The consummate marriage between flavor and health found in chanterelle mushrooms offers a persuasive argument for embracing these gifts of the forest. With each savory bite, we're reminded that nature's bounty provides not only for our immediate pleasures but also for our enduring well-being. In this regard, chanterelles are more than a seasonal delicacy; they are a testament to the healing power of natural foods. As we delve further into the considerations of what it means to eat well, chanterelles stand out as a poignant reminder of the richness that a mindful, balanced diet can offer – a richness that nurtures both body and soul in equal measure.

Chanterelle mushrooms remind us that nature's gifts are abundant and waiting to be appreciated, offering flavors and experiences that are as enriching as they are delicious. Through mindful foraging and cooking, we engage in an age-old dialogue between human and habitat, discovering the profound joy and nourishment that comes from such a connection.

  1. Valentão P, Andrade PB, Rangel J, et al. Effect of the conservation procedure on the contents of phenolic compounds and organic acids in chanterelle (Cantharellus cibarius) mushroom. J Agric Food Chem. 2005;53(12):4925-4931.

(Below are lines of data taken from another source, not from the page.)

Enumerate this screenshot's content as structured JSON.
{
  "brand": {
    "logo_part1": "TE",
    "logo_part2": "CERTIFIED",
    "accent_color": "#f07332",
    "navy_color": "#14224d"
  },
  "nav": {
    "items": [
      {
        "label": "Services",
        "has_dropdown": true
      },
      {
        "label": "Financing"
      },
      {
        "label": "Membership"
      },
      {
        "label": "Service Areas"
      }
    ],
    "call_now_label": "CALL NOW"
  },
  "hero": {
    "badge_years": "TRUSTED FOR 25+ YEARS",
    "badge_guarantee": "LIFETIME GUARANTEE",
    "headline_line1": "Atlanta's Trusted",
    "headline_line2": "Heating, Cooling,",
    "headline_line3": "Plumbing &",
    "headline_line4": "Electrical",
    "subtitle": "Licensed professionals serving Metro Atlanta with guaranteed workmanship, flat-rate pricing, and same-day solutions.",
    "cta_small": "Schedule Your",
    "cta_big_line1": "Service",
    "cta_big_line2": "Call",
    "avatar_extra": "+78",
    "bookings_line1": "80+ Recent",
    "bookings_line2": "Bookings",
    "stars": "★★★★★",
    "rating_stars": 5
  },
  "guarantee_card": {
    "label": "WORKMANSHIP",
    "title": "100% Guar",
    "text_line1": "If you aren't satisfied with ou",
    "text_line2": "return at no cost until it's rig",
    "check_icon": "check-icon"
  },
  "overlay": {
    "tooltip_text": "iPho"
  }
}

  2. Muszyńska B, Kała K, Sułkowska-Ziaja K, Krakowska A, Opoka W. Agaricus bisporus and its in vitro culture as a source of indole compounds released into artificial digestive juices. Food Chem. 2017;214:22-28.